We passed a house painted white with the story of the Christian God written in black letters, but I hardly had time to read the first section, “Who is God?” before we had cycled past.
Then, as abruptly as it had begun, the concrete section of the river ended. Between the river banks stretched dirt, with dry clods and a thin layer of dead grass from the last flood. “Coyote,” Bryan said, pointing into the river, and we watched as a coyote trotted across the dirt before he stopped and became invisible.

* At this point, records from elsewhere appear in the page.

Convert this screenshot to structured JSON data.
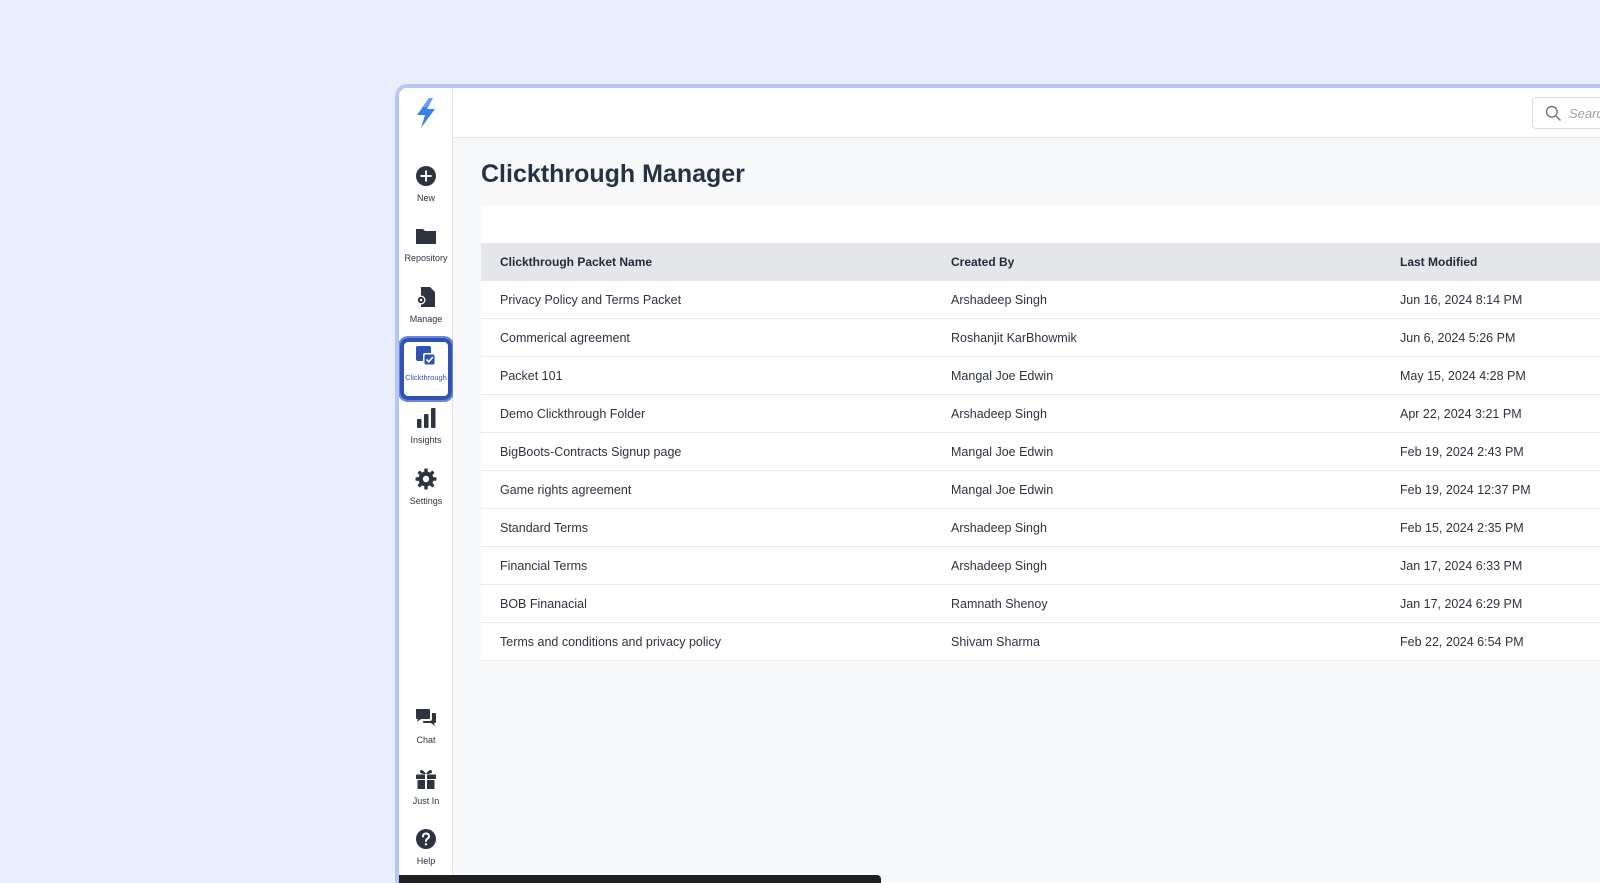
{
  "sidebar": {
    "items": [
      {
        "label": "New",
        "icon": "plus-circle-icon"
      },
      {
        "label": "Repository",
        "icon": "folder-icon"
      },
      {
        "label": "Manage",
        "icon": "document-gear-icon"
      },
      {
        "label": "Clickthrough",
        "icon": "clickthrough-icon"
      },
      {
        "label": "Insights",
        "icon": "bar-chart-icon"
      },
      {
        "label": "Settings",
        "icon": "gear-icon"
      },
      {
        "label": "Chat",
        "icon": "chat-icon"
      },
      {
        "label": "Just In",
        "icon": "gift-icon"
      },
      {
        "label": "Help",
        "icon": "help-icon"
      }
    ],
    "active": "Clickthrough",
    "accent": "#2f53b5"
  },
  "search": {
    "placeholder": "Search"
  },
  "page": {
    "title": "Clickthrough Manager"
  },
  "table": {
    "headers": [
      "Clickthrough Packet Name",
      "Created By",
      "Last Modified"
    ],
    "rows": [
      [
        "Privacy Policy and Terms Packet",
        "Arshadeep Singh",
        "Jun 16, 2024 8:14 PM"
      ],
      [
        "Commerical agreement",
        "Roshanjit KarBhowmik",
        "Jun 6, 2024 5:26 PM"
      ],
      [
        "Packet 101",
        "Mangal Joe Edwin",
        "May 15, 2024 4:28 PM"
      ],
      [
        "Demo Clickthrough Folder",
        "Arshadeep Singh",
        "Apr 22, 2024 3:21 PM"
      ],
      [
        "BigBoots-Contracts Signup page",
        "Mangal Joe Edwin",
        "Feb 19, 2024 2:43 PM"
      ],
      [
        "Game rights agreement",
        "Mangal Joe Edwin",
        "Feb 19, 2024 12:37 PM"
      ],
      [
        "Standard Terms",
        "Arshadeep Singh",
        "Feb 15, 2024 2:35 PM"
      ],
      [
        "Financial Terms",
        "Arshadeep Singh",
        "Jan 17, 2024 6:33 PM"
      ],
      [
        "BOB Finanacial",
        "Ramnath Shenoy",
        "Jan 17, 2024 6:29 PM"
      ],
      [
        "Terms and conditions and privacy policy",
        "Shivam Sharma",
        "Feb 22, 2024 6:54 PM"
      ]
    ]
  }
}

I looked up to see the 605 freeway again, and realized I had forgotten about it completely, Somehow the thought that freeway had lost its hold on me settled in with a deep peace, and the pulse of my legs on the peddles quickened. The path was my space now, long and vast, a thread pulling together the stories of the mountains and the ocean and this dry, dead place that held its own vitality. The river was not pretty, nor was it meant to be. It was harsh, ugly, formed for its own sake and not caring for my opinion. I could ride along that space if I shared it as it was, in all of its strangeness, as gloriously bizarre as myself, and my fellow cyclists, and the sweeping man below the bridge.
We had ridden 25 miles from Seal Beach, and my quads ached with a fullness that almost felt toxic. The pavement, mottled now, continued to flash past my tires. We were a part of this distance.
And then we crested a small dam, and the river re-appeared in its full breadth. Yellow trees dropped leaves into the water, eclipsing a railroad bridge vibrant with graffiti. I heard birds again in the trees.
The river even makes music, the prospector had said. And he was right. This space was its own song.
I had come to the San Gabriel River expecting to find it haunted by itself, a polluted river that carried the ghost of its mountain beginnings where the water ran blue and the canyons sounded only with hawks. I had come to find the spirit of a river, cut from the earth. Aesthetically, this is what I found. But at the same time there was a consistency in the river that I could not ignore: this water was its own self, regardless of what I might think. It carried its own stories.
The river talks. Breaths. Moves. And who am I to deny that.
To learn more about exploring urban rivers, follow the LA River Trek as we explore the Los Angeles Watershed on bike and on foot beginning February 5th. Subscribe for free to the LA River Trek or follow @larivertrek on Facebook, Twitter, and Instagram, and stop by our Rain Day Watershed Fair and Photography Show on February 27th.